How to integrate Netplan with desktop

NetworkManager YAML settings back end

NetworkManager is the tool used by Ubuntu Desktop systems to manage network devices such as Ethernet and Wi-Fi adapters. While it is a great tool for the job and users can directly use it through the command line and the graphical interfaces to configure their devices, Ubuntu has its own way of describing and storing network configuration via Netplan.

On Ubuntu 23.10 “Mantic Minotaur” and later, NetworkManager uses Netplan APIs to save the configuration created using any of its graphical or programmatic interfaces. This leads to having a centralised location to store network configuration. On the Desktop, it’s convenient to use graphical tools for configuration when they are available, so nothing changes from the user perspective; only the way the system handles the configuration in the background.

For more information on Netplan, see

For more information on NetworkManager, see

How it works

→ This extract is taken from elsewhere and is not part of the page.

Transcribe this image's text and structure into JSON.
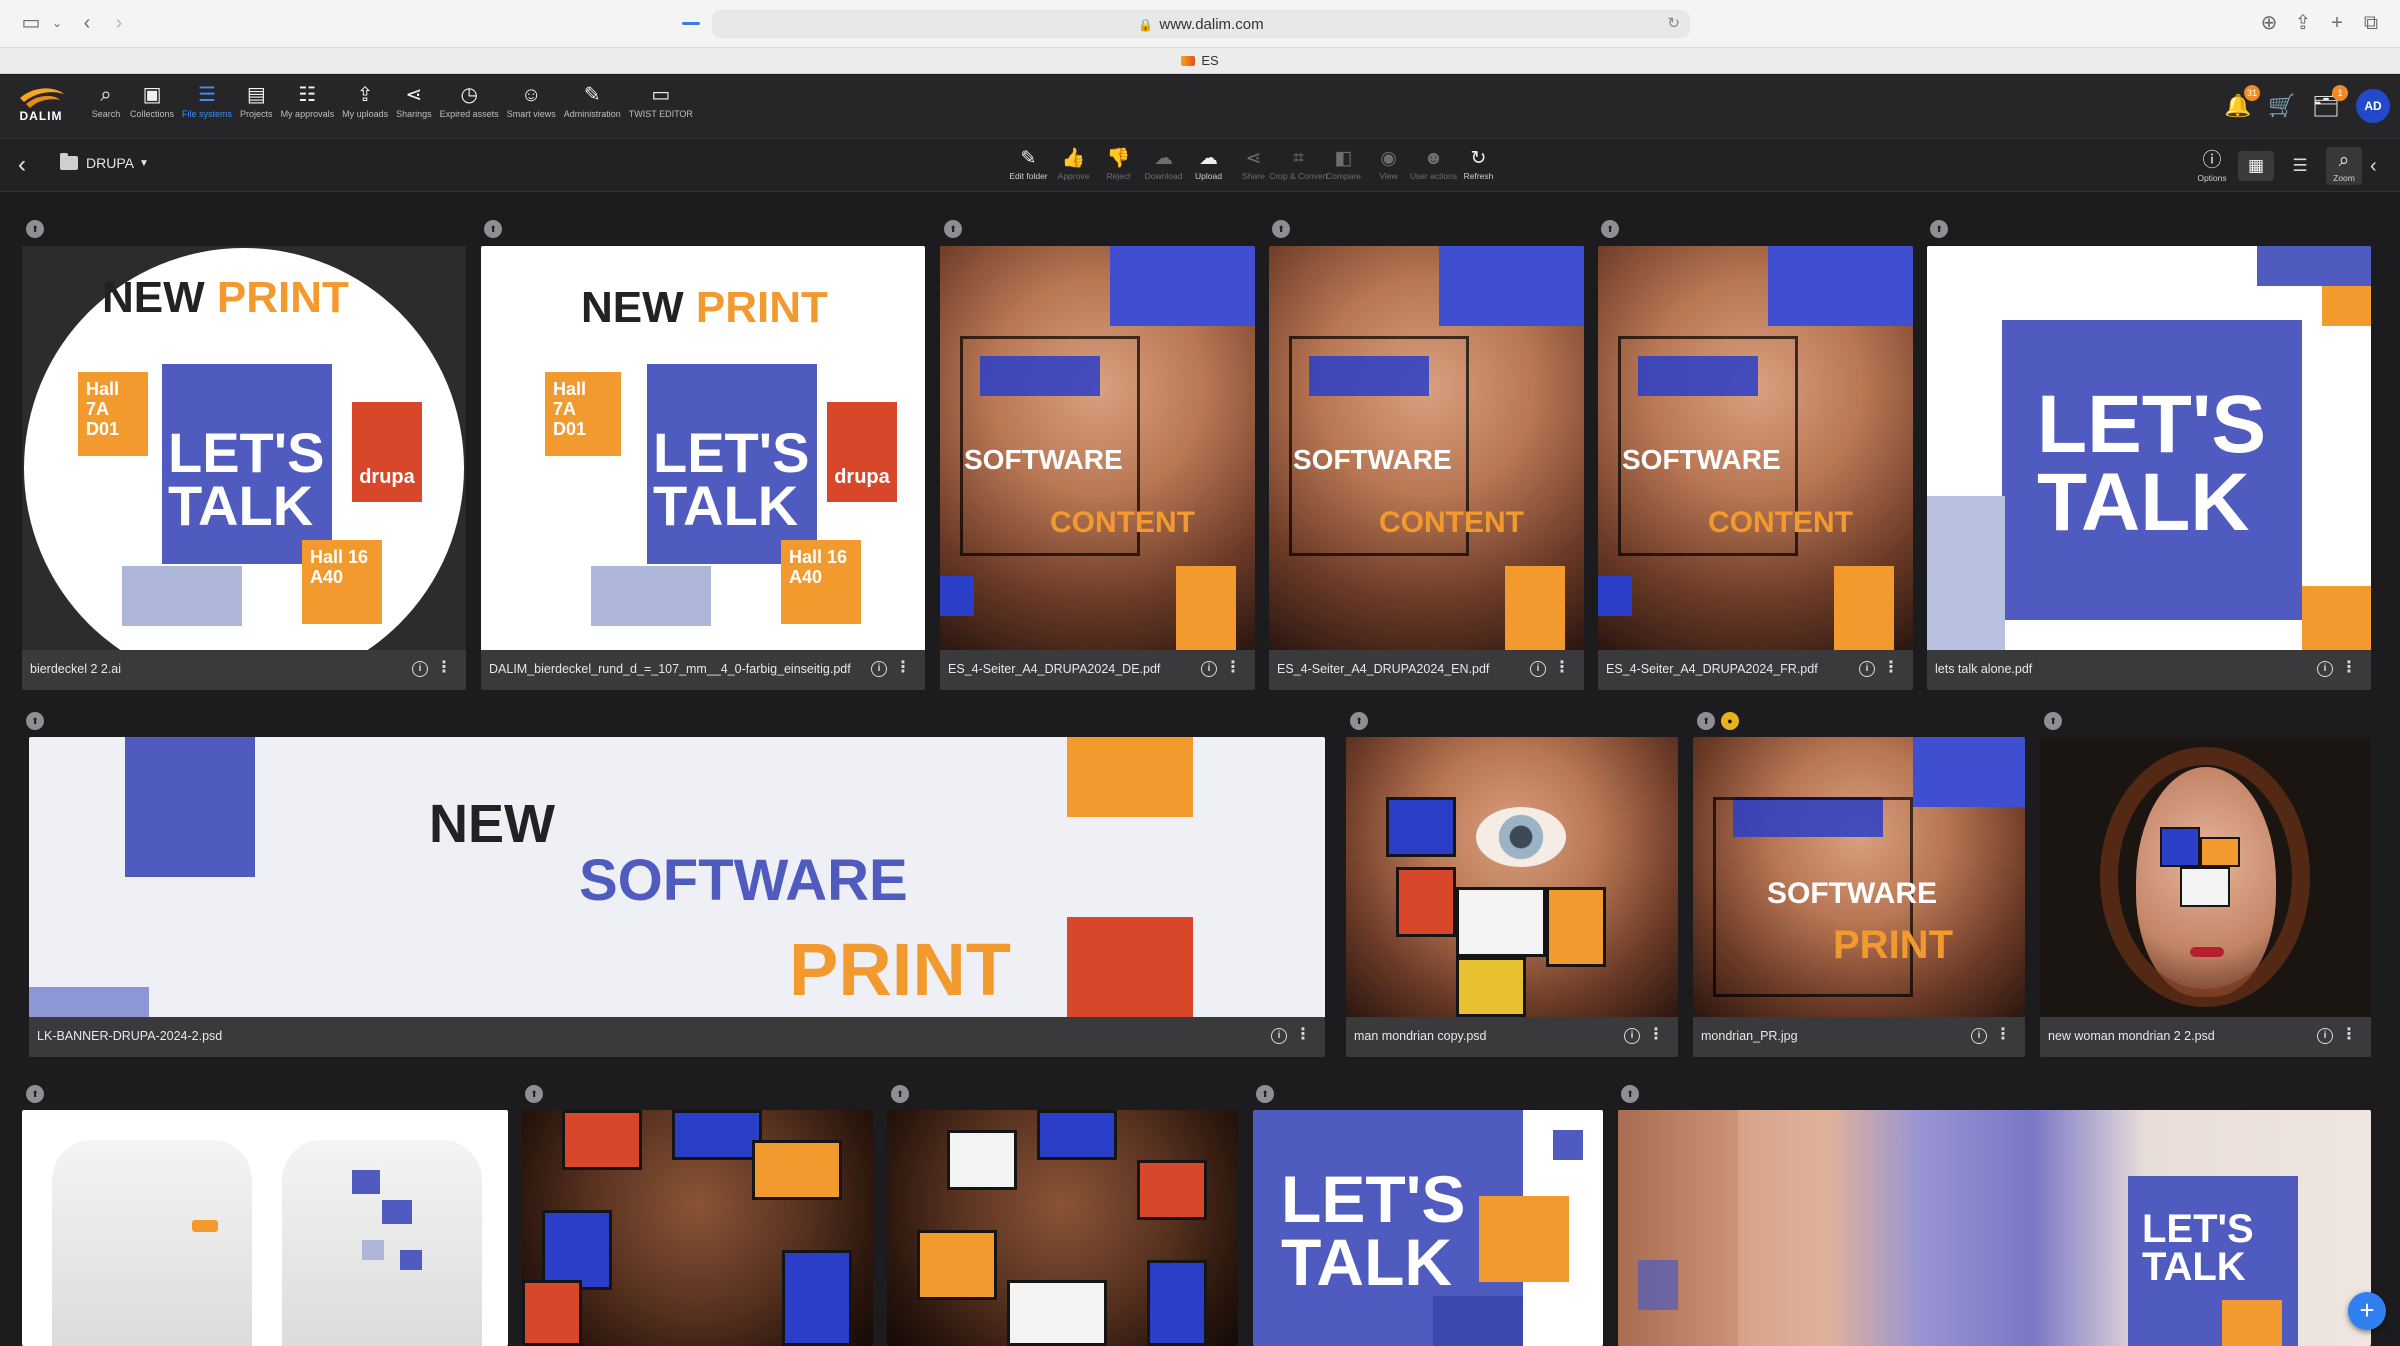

Every time a non-temporary connection is created in NetworkManager, instead of persisting the original .nmconnection file, it creates a Netplan YAML file in /etc/netplan/ called 90-NM-<connection UUID>.yaml. After creating the file, NetworkManager calls the Netplan generator to provide the configuration for that connection. Connections that are temporary, like the ones created for virtual network interfaces when you connect to a VPN for example, are not persisted as Netplan files. The reason for that is that these interfaces are usually managed by external services and we don’t want to cause any unexpected change that would affect them.

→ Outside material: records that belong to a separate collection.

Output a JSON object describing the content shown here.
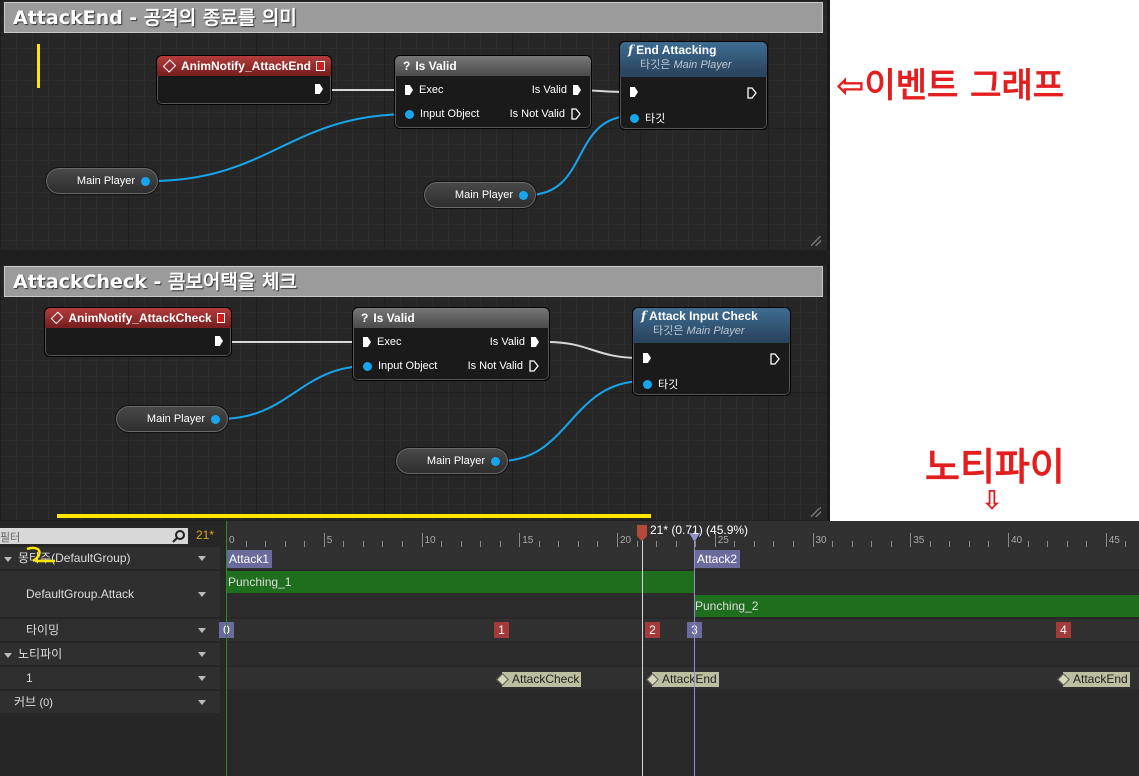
{
  "graph1": {
    "title": "AttackEnd - 공격의 종료를 의미",
    "event_node": {
      "label": "AnimNotify_AttackEnd"
    },
    "isvalid_node": {
      "title": "Is Valid",
      "exec": "Exec",
      "input": "Input Object",
      "is_valid": "Is Valid",
      "is_not_valid": "Is Not Valid"
    },
    "func_node": {
      "title": "End Attacking",
      "sub_prefix": "타깃은",
      "sub_target": "Main Player",
      "target_pin": "타깃"
    },
    "var1": "Main Player",
    "var2": "Main Player"
  },
  "graph2": {
    "title": "AttackCheck - 콤보어택을 체크",
    "event_node": {
      "label": "AnimNotify_AttackCheck"
    },
    "isvalid_node": {
      "title": "Is Valid",
      "exec": "Exec",
      "input": "Input Object",
      "is_valid": "Is Valid",
      "is_not_valid": "Is Not Valid"
    },
    "func_node": {
      "title": "Attack Input Check",
      "sub_prefix": "타깃은",
      "sub_target": "Main Player",
      "target_pin": "타깃"
    },
    "var1": "Main Player",
    "var2": "Main Player"
  },
  "annotations": {
    "event_graph": "⇦이벤트 그래프",
    "notify": "노티파이",
    "notify_arrow": "⇩"
  },
  "timeline": {
    "filter_placeholder": "필터",
    "current_frame": "21*",
    "scrubber_label": "21* (0.71) (45.9%)",
    "ticks": [
      "0",
      "5",
      "10",
      "15",
      "20",
      "25",
      "30",
      "35",
      "40",
      "45"
    ],
    "rows": {
      "montage": "몽타주(DefaultGroup)",
      "slot": "DefaultGroup.Attack",
      "timing": "타이밍",
      "notifies": "노티파이",
      "notify_track": "1",
      "curves": "커브",
      "curves_count": "(0)"
    },
    "sections": [
      "Attack1",
      "Attack2"
    ],
    "segments": [
      "Punching_1",
      "Punching_2"
    ],
    "timing_markers": [
      "0",
      "1",
      "2",
      "3",
      "4"
    ],
    "notifies": [
      "AttackCheck",
      "AttackEnd",
      "AttackEnd"
    ]
  },
  "colors": {
    "accent_red": "#e31e1e",
    "pin_blue": "#17a6ee",
    "segment_green": "#1e6e1e",
    "highlight_yellow": "#ffe800"
  }
}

How to use

Installing NetworkManager

The NetworkManager 1.44.2 package containing the Netplan integration patch is available by default in Ubuntu 23.10 “Mantic Minotaur” and later as part of the official Ubuntu archive.

$ sudo apt update
$ sudo apt install network-manager

User interface

From this point on, Netplan is aware of all your network configuration and you can query it using its CLI tools, such as sudo netplan get or sudo netplan status. All while keeping untouched the traditional way of modifying it using NetworkManager (graphical UI, GNOME Quick Settings, nmcli, nmtui, D-Bus APIs, …).

Management of connection profiles

The NetworkManager-Netplan integration imports connection profiles from /etc/NetworkManager/system-connections/ to Netplan during the installation process. It automatically creates a copy of all your connection profiles during the installation of the new network-manager package in /root/NetworkManager.bak/system-connections/. The same migration happens in the background whenever you add or modify any connection profile.

You can observe this migration on the apt-get command line. Watch for logs like the following:

Setting up network-manager (1.44.2-1ubuntu1.2) ...
Migrating HomeNet (9d087126-ae71-4992-9e0a-18c5ea92a4ed) to /etc/netplan
Migrating eduroam (37d643bb-d81d-4186-9402-7b47632c59b1) to /etc/netplan
Migrating DebConf (f862be9c-fb06-4c0f-862f-c8e210ca4941) to /etc/netplan

For example, if you have a Wi-Fi connection, you will not find the connection profile file at /etc/NetworkManager/system-connections/ anymore. Instead, the system removes the profile file, and Netplan creates a new YAML file called 90-NM-<connection UUID>.yaml in /etc/netplan/ and generates a new ephemeral profile in /run/NetworkManager/system-connections/.


Netplan doesn’t yet support all the configuration options available in NetworkManager (or doesn’t know how to interpret some of the keywords found in the key file). After creating a new connection you might find a section called passthrough in your YAML file, like in the example below:

  version: 2
      renderer: NetworkManager
        name: "enp1s0"
      dhcp4: true
      wakeonlan: true
        uuid: "0f7a33ac-512e-4c03-b088-4db00fe3292e"
        name: "Ethernet connection 1"
          ethernet._: ""
          ipv4.ignore-auto-dns: "true"
          ipv6.addr-gen-mode: "default"
          ipv6.method: "disabled"
          ipv6.ip6-privacy: "-1"
          proxy._: ""

All the configuration under the passthrough mapping is added to the .nmconnection file as they are.

In cases where the connection type is not supported by Netplan, the system uses the nm-devices network type. The example below is an OpenVPN client connection, which is not supported by Netplan at the moment.

  version: 2
      renderer: NetworkManager
        uuid: "db5f0f67-1f4c-4d59-8ab8-3d278389cf87"
        name: "myvpnconnection"
          connection.type: "vpn"
 "path to ca.crt"
          vpn.cert: "path to client.crt"
          vpn.cipher: "AES-256-GCM"
          vpn.connection-type: "tls"
          vpn.key: "path to client.key"
          vpn.remote: ""
          vpn.service-type: "org.freedesktop.NetworkManager.openvpn"
          ipv4.method: "auto"
          ipv6.addr-gen-mode: "default"
          ipv6.method: "auto"
          proxy._: ""